TITLE

Use of Visual and Proprioceptive Feedback to Improve Gait Speed and Spatiotemporal Symmetry Following Chronic Stroke: A Case Series

AUTHOR(S)
Lewek, Michael D.; Feasel, Jeff; Wentz, Erin; Brooks Jr, Frederick P.; Whitton, Mary C.
PUB. DATE
May 2012
SOURCE
Physical Therapy;May2012, Vol. 92 Issue 5, p748
SOURCE TYPE
Academic Journal
DOC. TYPE
Article
ABSTRACT
Background and Purpose. Persistent deficits in gait speed and spatiotemporal symmetry are prevalent following stroke and can limit the achievement of community mobility goals. Rehabilitation can improve gait speed, but has shown limited ability to improve spatiotemporal symmetry. The incorporation of combined visual and proprioceptive feedback regarding spatiotemporal symmetry has the potential to be effective at improving gait.Case Description. A 60-year-old man (18 months poststroke) and a 53-year-old woman (21 months poststroke) each participated in gait training to improve gait speed and spatiotemporal symmetry. Each patient performed 18 sessions (6 weeks) of combined treadmill-based gait training followed by overground practice. To assist with relearning spatiotemporal symmetry, treadmill-based training for both patients was augmented with continuous, real-time visual and proprioceptive feedback from an immersive virtual environment and a dual belt treadmill, respectively. Outcomes. Both patients improved gait speed (patient 1: 0.35 m/s improvement; patient 2: 0.26 m/s improvement) and spatiotemporal symmetry. Patient 1, who trained with step-length symmetry feedback, improved his step-length symmetry ratio, but not his stance-time symmetry ratio. Patient 2, who trained with stance-time symmetry feedback, improved her stance-time symmetry ratio. She had no step-length asymmetry before training. Discussion. Both patients made improvements in gait speed and spatiotemporal symmetry that exceeded those reported in the literature. Further work is needed to ascertain the role of combined visual and proprioceptive feedback for improving gait speed and spatiotemporal symmetry after chronic stroke.
ACCESSION #
75509730

 

Related Articles

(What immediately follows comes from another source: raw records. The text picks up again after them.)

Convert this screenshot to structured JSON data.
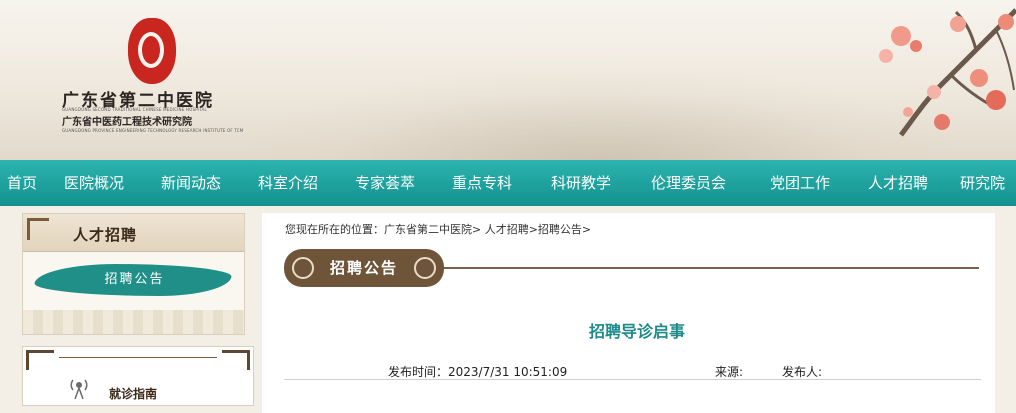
{
  "header": {
    "logo_title": "广东省第二中医院",
    "logo_en_line1": "GUANGDONG SECOND TRADITIONAL CHINESE MEDICINE HOSPITAL",
    "logo_subtitle": "广东省中医药工程技术研究院",
    "logo_en_line2": "GUANGDONG PROVINCE ENGINEERING TECHNOLOGY RESEARCH INSTITUTE OF TCM"
  },
  "nav": {
    "items": [
      {
        "label": "首页"
      },
      {
        "label": "医院概况"
      },
      {
        "label": "新闻动态"
      },
      {
        "label": "科室介绍"
      },
      {
        "label": "专家荟萃"
      },
      {
        "label": "重点专科"
      },
      {
        "label": "科研教学"
      },
      {
        "label": "伦理委员会"
      },
      {
        "label": "党团工作"
      },
      {
        "label": "人才招聘"
      },
      {
        "label": "研究院"
      }
    ]
  },
  "sidebar": {
    "title": "人才招聘",
    "items": [
      {
        "label": "招聘公告"
      }
    ],
    "guide_label": "就诊指南"
  },
  "main": {
    "breadcrumb": "您现在所在的位置：广东省第二中医院> 人才招聘>招聘公告>",
    "section_tab": "招聘公告",
    "article_title": "招聘导诊启事",
    "meta": {
      "publish_time": "发布时间：2023/7/31 10:51:09",
      "source": "来源:",
      "publisher": "发布人:"
    }
  },
  "colors": {
    "nav_teal": "#13918e",
    "title_teal": "#1e8a8a",
    "brown": "#6e5539",
    "seal_red": "#c8261e"
  }
}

Share

Read the Article

Courtesy of VIRGINIA BEACH PUBLIC LIBRARY AND SYSTEM

Sorry, but this item is not currently available from your library.

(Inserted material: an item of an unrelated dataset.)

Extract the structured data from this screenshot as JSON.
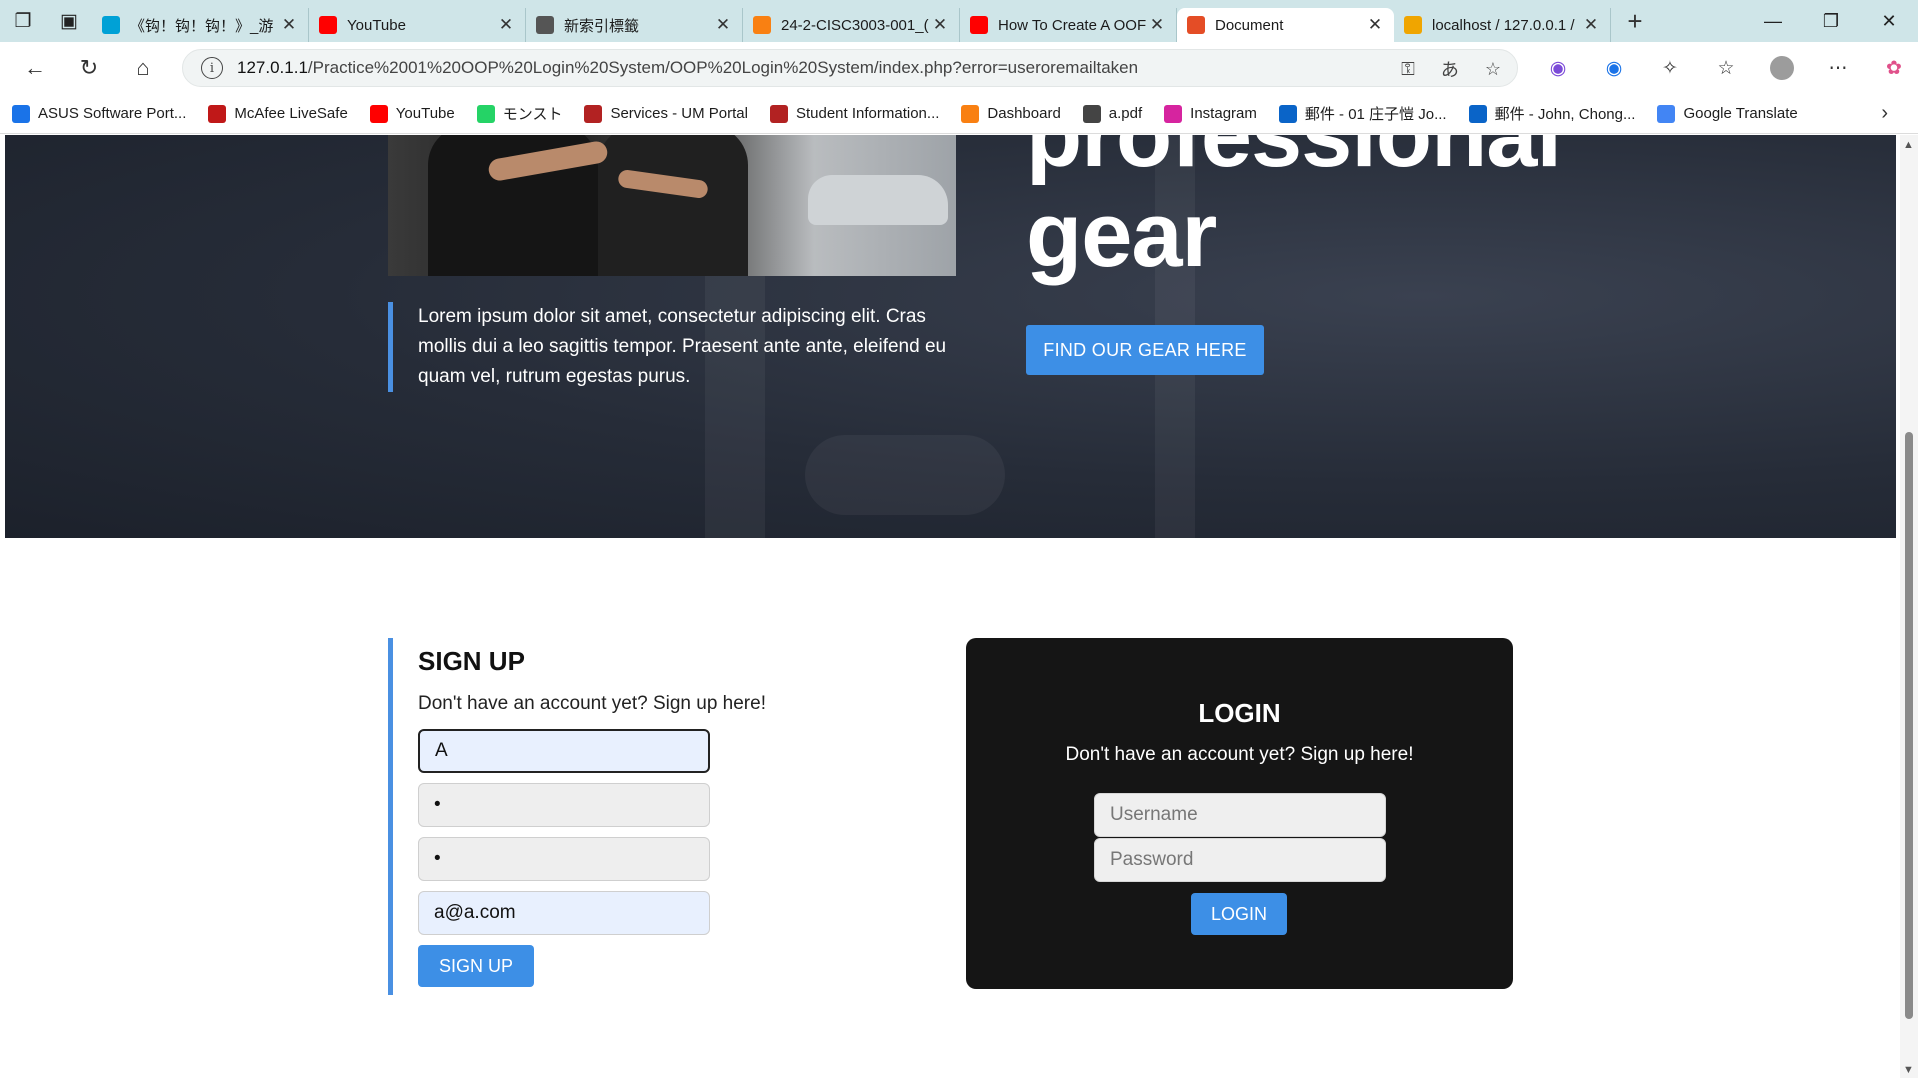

Try another library?
Sign out of this library

Other Topics